I wrote this piece way back and since then have been stuck on how to conclude it. The other day, my mind was wandering about in the great realm of imagination when I realized as to what I could say. Nothing. That's right. Absolutely nothing. I believe that there really are no words to create an ending befitting this piece of writing except deep reflection. I want you to delve deep within yourself and see if you too are asking the dead for help. I want you to sit and ponder over the kind of legacy we should be and what we really are. I want you to see in your heart and find out who you really aspire to be, Rihanna or Fatima رضی اللہ عنہا, John Cena or Umar رضی اللہ عنہ.
Honestly, it is your choice entirely, how you wish to shape your future. This is just a reminder of who we really are, where we are heading and where we belong. We were made from dust and soon we will be dust again. Before that happens…before you lose your chance to find your correct path I urge you to wake up. Stop calling upon the dead. Stop living on your legacies. Create your own. Become the heroes others would aspire to be. Become the Ummatis that would make their beloved Prophet Muhammad صلی اللہ علیہ وسلم proud on the Day of Judgment.

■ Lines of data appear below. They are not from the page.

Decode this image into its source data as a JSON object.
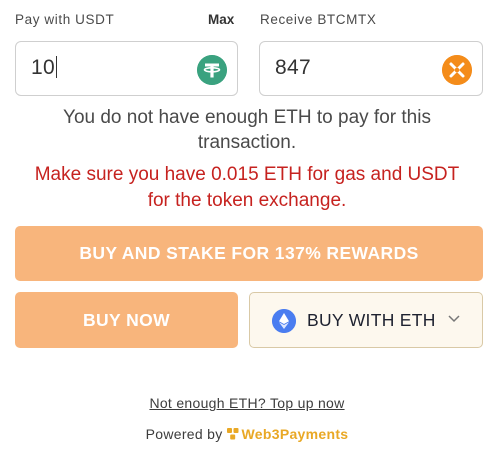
{
  "labels": {
    "pay": "Pay with USDT",
    "max": "Max",
    "receive": "Receive BTCMTX"
  },
  "pay_field": {
    "value": "10",
    "icon": "usdt-icon",
    "icon_color": "#3aa27f"
  },
  "receive_field": {
    "value": "847",
    "icon": "btcmtx-icon",
    "icon_color": "#f48c1a"
  },
  "messages": {
    "eth_line1": "You do not have enough ETH to pay for this",
    "eth_line2": "transaction.",
    "gas_line1": "Make sure you have 0.015 ETH for gas and USDT",
    "gas_line2": "for the token exchange.",
    "gas_color": "#c6221f"
  },
  "buttons": {
    "stake": "BUY AND STAKE FOR 137% REWARDS",
    "buy_now": "BUY NOW",
    "buy_with_eth": "BUY WITH ETH",
    "accent_color": "#f8b57c"
  },
  "footer": {
    "topup": "Not enough ETH? Top up now",
    "powered_by": "Powered by",
    "brand": "Web3Payments",
    "brand_color": "#e9a825"
  }
}
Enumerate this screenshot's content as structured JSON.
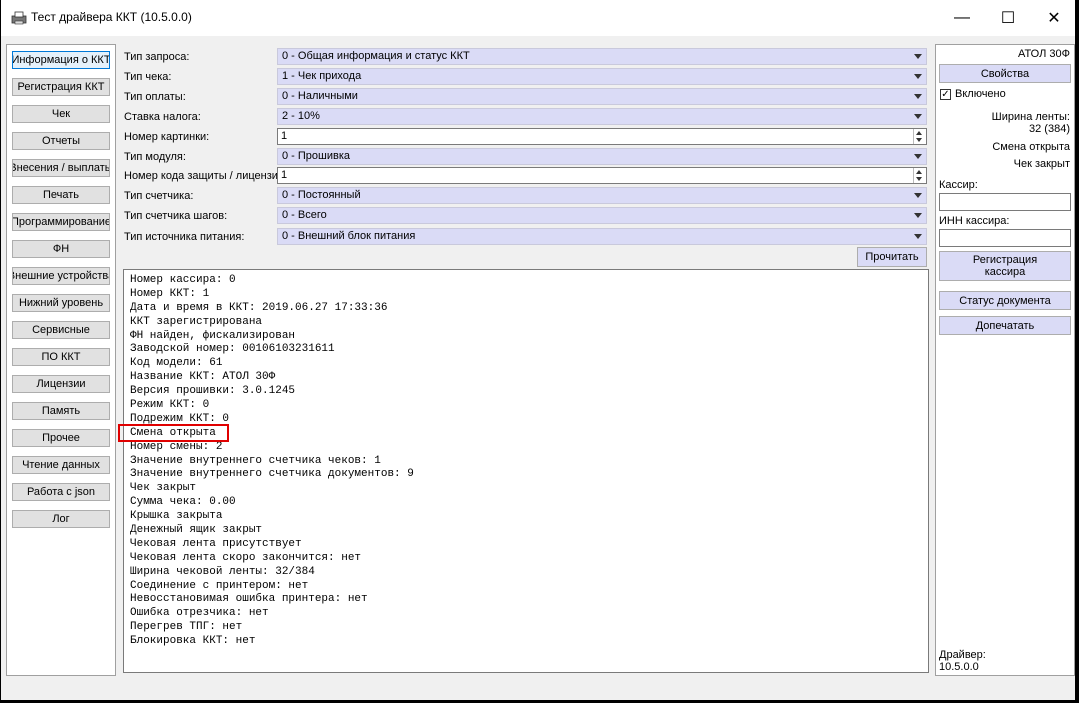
{
  "window": {
    "title": "Тест драйвера ККТ (10.5.0.0)",
    "minimize": "—",
    "maximize": "☐",
    "close": "✕"
  },
  "nav": {
    "items": [
      {
        "label": "Информация о ККТ",
        "active": true
      },
      {
        "label": "Регистрация ККТ"
      },
      {
        "label": "Чек"
      },
      {
        "label": "Отчеты"
      },
      {
        "label": "Внесения / выплаты"
      },
      {
        "label": "Печать"
      },
      {
        "label": "Программирование"
      },
      {
        "label": "ФН"
      },
      {
        "label": "Внешние устройства"
      },
      {
        "label": "Нижний уровень"
      },
      {
        "label": "Сервисные"
      },
      {
        "label": "ПО ККТ"
      },
      {
        "label": "Лицензии"
      },
      {
        "label": "Память"
      },
      {
        "label": "Прочее"
      },
      {
        "label": "Чтение данных"
      },
      {
        "label": "Работа с json"
      },
      {
        "label": "Лог"
      }
    ]
  },
  "form": {
    "fields": [
      {
        "label": "Тип запроса:",
        "value": "0 - Общая информация и статус ККТ",
        "kind": "combo"
      },
      {
        "label": "Тип чека:",
        "value": "1 - Чек прихода",
        "kind": "combo"
      },
      {
        "label": "Тип оплаты:",
        "value": "0 - Наличными",
        "kind": "combo"
      },
      {
        "label": "Ставка налога:",
        "value": "2 - 10%",
        "kind": "combo"
      },
      {
        "label": "Номер картинки:",
        "value": "1",
        "kind": "spin"
      },
      {
        "label": "Тип модуля:",
        "value": "0 - Прошивка",
        "kind": "combo"
      },
      {
        "label": "Номер кода защиты / лицензии:",
        "value": "1",
        "kind": "spin"
      },
      {
        "label": "Тип счетчика:",
        "value": "0 - Постоянный",
        "kind": "combo"
      },
      {
        "label": "Тип счетчика шагов:",
        "value": "0 - Всего",
        "kind": "combo"
      },
      {
        "label": "Тип источника питания:",
        "value": "0 - Внешний блок питания",
        "kind": "combo"
      }
    ],
    "read_button": "Прочитать"
  },
  "output": {
    "lines": [
      "Номер кассира: 0",
      "Номер ККТ: 1",
      "Дата и время в ККТ: 2019.06.27 17:33:36",
      "ККТ зарегистрирована",
      "ФН найден, фискализирован",
      "Заводской номер: 00106103231611",
      "Код модели: 61",
      "Название ККТ: АТОЛ 30Ф",
      "Версия прошивки: 3.0.1245",
      "Режим ККТ: 0",
      "Подрежим ККТ: 0",
      "Смена открыта",
      "Номер смены: 2",
      "Значение внутреннего счетчика чеков: 1",
      "Значение внутреннего счетчика документов: 9",
      "Чек закрыт",
      "Сумма чека: 0.00",
      "Крышка закрыта",
      "Денежный ящик закрыт",
      "Чековая лента присутствует",
      "Чековая лента скоро закончится: нет",
      "Ширина чековой ленты: 32/384",
      "Соединение с принтером: нет",
      "Невосстановимая ошибка принтера: нет",
      "Ошибка отрезчика: нет",
      "Перегрев ТПГ: нет",
      "Блокировка ККТ: нет"
    ],
    "highlight_color": "#e00000"
  },
  "right": {
    "model": "АТОЛ 30Ф",
    "properties_button": "Свойства",
    "enabled_label": "Включено",
    "enabled_checked": true,
    "enabled_check_glyph": "✓",
    "tape_width": "Ширина ленты:\n32 (384)",
    "shift_status": "Смена открыта",
    "receipt_status": "Чек закрыт",
    "cashier_label": "Кассир:",
    "cashier_value": "",
    "cashier_inn_label": "ИНН кассира:",
    "cashier_inn_value": "",
    "register_cashier_button": "Регистрация\nкассира",
    "doc_status_button": "Статус документа",
    "reprint_button": "Допечатать",
    "driver_version": "Драйвер:\n10.5.0.0"
  },
  "colors": {
    "accent": "#0078d7",
    "combo_bg": "#dadbf6"
  }
}
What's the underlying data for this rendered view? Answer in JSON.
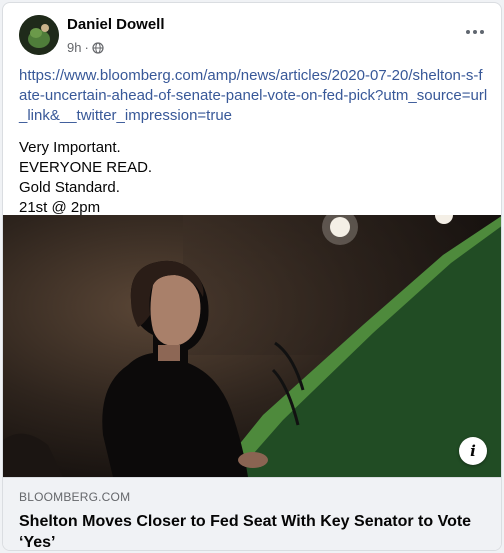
{
  "post": {
    "author": "Daniel Dowell",
    "time": "9h",
    "separator": "·",
    "privacy_icon": "globe-icon",
    "more_icon": "more-horizontal-icon",
    "link": "https://www.bloomberg.com/amp/news/articles/2020-07-20/shelton-s-fate-uncertain-ahead-of-senate-panel-vote-on-fed-pick?utm_source=url_link&__twitter_impression=true",
    "lines": [
      "Very Important.",
      "EVERYONE READ.",
      "Gold Standard.",
      "21st @ 2pm"
    ]
  },
  "preview": {
    "info_label": "i",
    "source": "BLOOMBERG.COM",
    "headline": "Shelton Moves Closer to Fed Seat With Key Senator to Vote ‘Yes’"
  },
  "colors": {
    "link": "#385898",
    "secondary_text": "#65676b",
    "card_background": "#ffffff",
    "preview_background": "#f0f2f5"
  }
}
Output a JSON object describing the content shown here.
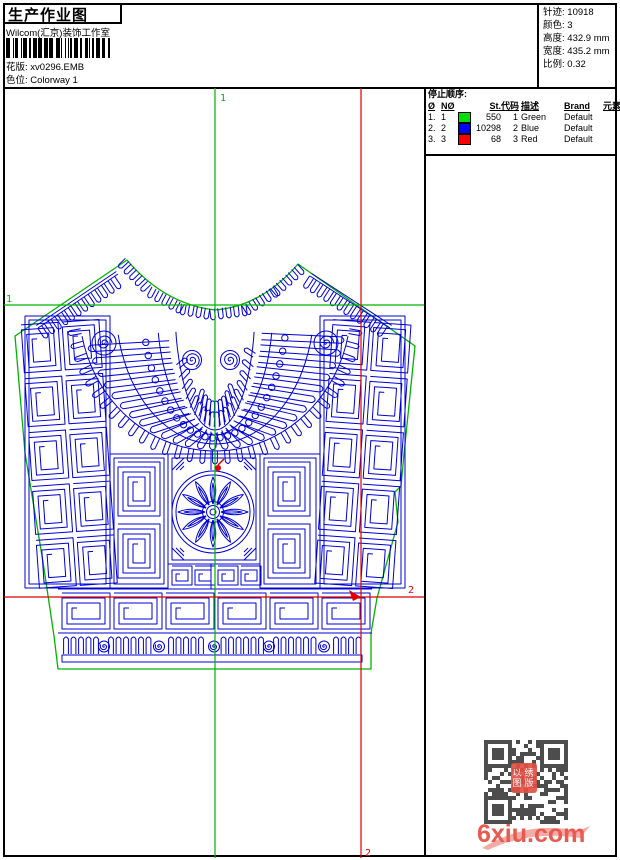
{
  "header": {
    "title": "生产作业图",
    "studio": "Wilcom(汇京)装饰工作室",
    "pattern_label": "花版:",
    "pattern_value": "xv0296.EMB",
    "colorway_label": "色位:",
    "colorway_value": "Colorway 1",
    "info_rows": [
      {
        "label": "针迹:",
        "value": "10918"
      },
      {
        "label": "颜色:",
        "value": "3"
      },
      {
        "label": "高度:",
        "value": "432.9 mm"
      },
      {
        "label": "宽度:",
        "value": "435.2 mm"
      },
      {
        "label": "比例:",
        "value": "0.32"
      }
    ]
  },
  "stop_sequence": {
    "title": "停止顺序:",
    "columns": [
      "Ø",
      "NØ",
      "St.",
      "代码",
      "描述",
      "Brand",
      "元素"
    ],
    "rows": [
      {
        "index": "1.",
        "needle": "1",
        "swatch": "#00dd00",
        "stitches": "550",
        "code": "1",
        "description": "Green",
        "brand": "Default",
        "element": ""
      },
      {
        "index": "2.",
        "needle": "2",
        "swatch": "#0000ff",
        "stitches": "10298",
        "code": "2",
        "description": "Blue",
        "brand": "Default",
        "element": ""
      },
      {
        "index": "3.",
        "needle": "3",
        "swatch": "#ff0000",
        "stitches": "68",
        "code": "3",
        "description": "Red",
        "brand": "Default",
        "element": ""
      }
    ]
  },
  "design": {
    "colors": {
      "outline": "#00b400",
      "stitches": "#0000d6",
      "guide_green": "#00b400",
      "guide_red": "#dd0000",
      "marker": "#e00000"
    },
    "guides": {
      "green_vertical_label": "1",
      "green_horizontal_label": "1",
      "red_vertical_label": "2",
      "red_horizontal_label": "2"
    }
  },
  "footer": {
    "logo_text": "6xiu.com",
    "logo_color": "#e95a50",
    "seal_chars": [
      "以",
      "绣",
      "图",
      "版"
    ]
  }
}
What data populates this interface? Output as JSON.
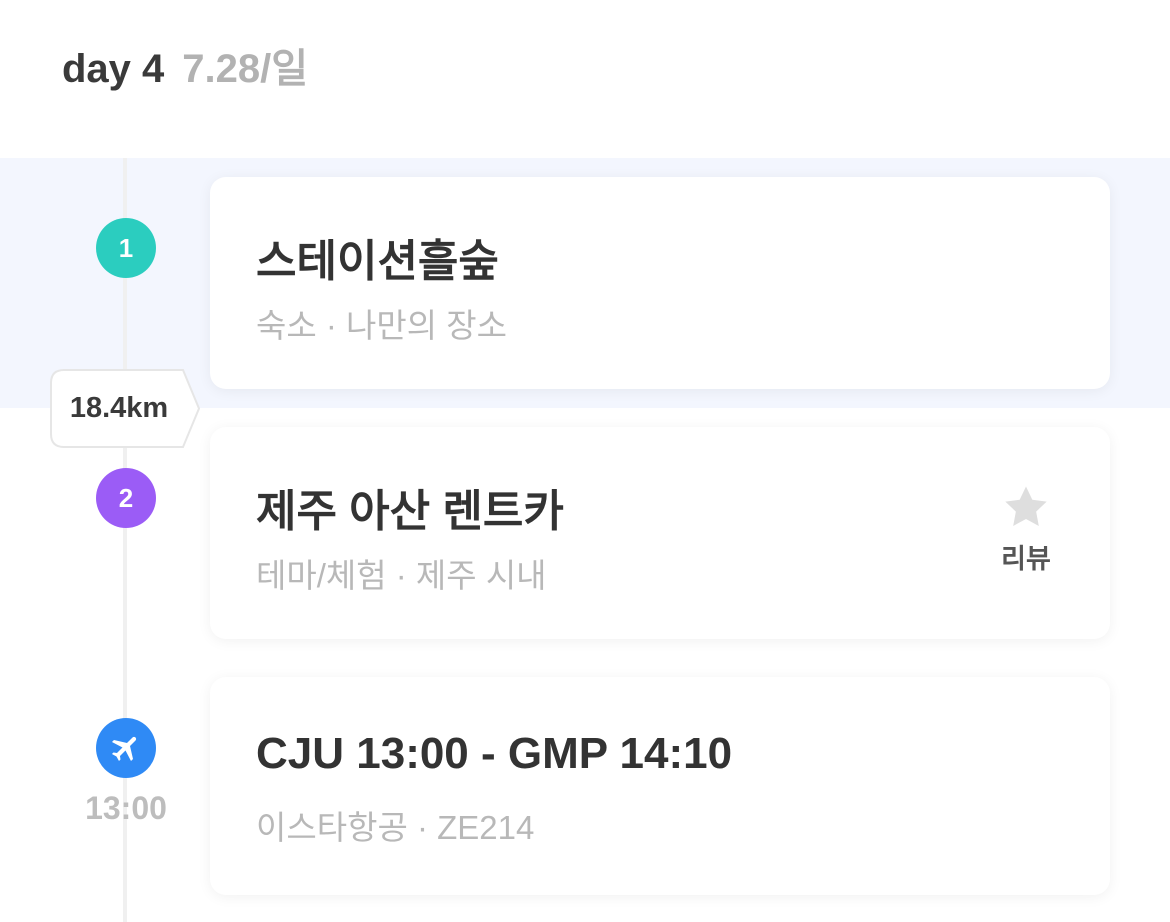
{
  "header": {
    "day": "day 4",
    "date": "7.28/일"
  },
  "colors": {
    "accent_teal": "#2bcdbf",
    "accent_purple": "#9b5cf6",
    "accent_blue": "#2f8af5",
    "highlight_band": "#f3f6fe"
  },
  "distance": "18.4km",
  "items": [
    {
      "number": "1",
      "title": "스테이션흘숲",
      "subtitle": "숙소 · 나만의 장소"
    },
    {
      "number": "2",
      "title": "제주 아산 렌트카",
      "subtitle": "테마/체험 · 제주 시내",
      "review_icon": "star-icon",
      "review_label": "리뷰"
    },
    {
      "icon": "airplane-icon",
      "time": "13:00",
      "title": "CJU 13:00 - GMP 14:10",
      "subtitle": "이스타항공 · ZE214"
    }
  ]
}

To be a hero you don’t need to start off with trying to bring a change on a big scale. Nor create more violence than there already is in the world. Violence is not the way. Rioting, creating fitnah upon your own land, robbing your own sisters from the protection you owe them, none of this will aid in making the world a better place. What you need to do is start with yourself. Work on your inner self. Clean your spiritual heart from diseases. Purify yourself. Connect with your Creator. Find that bond and work on it. Then, pray to Him to shower even more mercy than He already does. Pray to Him to accept you as a vessel for the spreading of His religion. Beg Him to protect you, us, from the enemies that threaten to hurt us. Seek His happiness. Our Prophet صلی اللہ علیہ وسلم brought peace and tranquility in our lives. I beg of you, learn how to be a human. Learn to be a Muslim. Learn how to be a true Momin. Learn how to be a hero…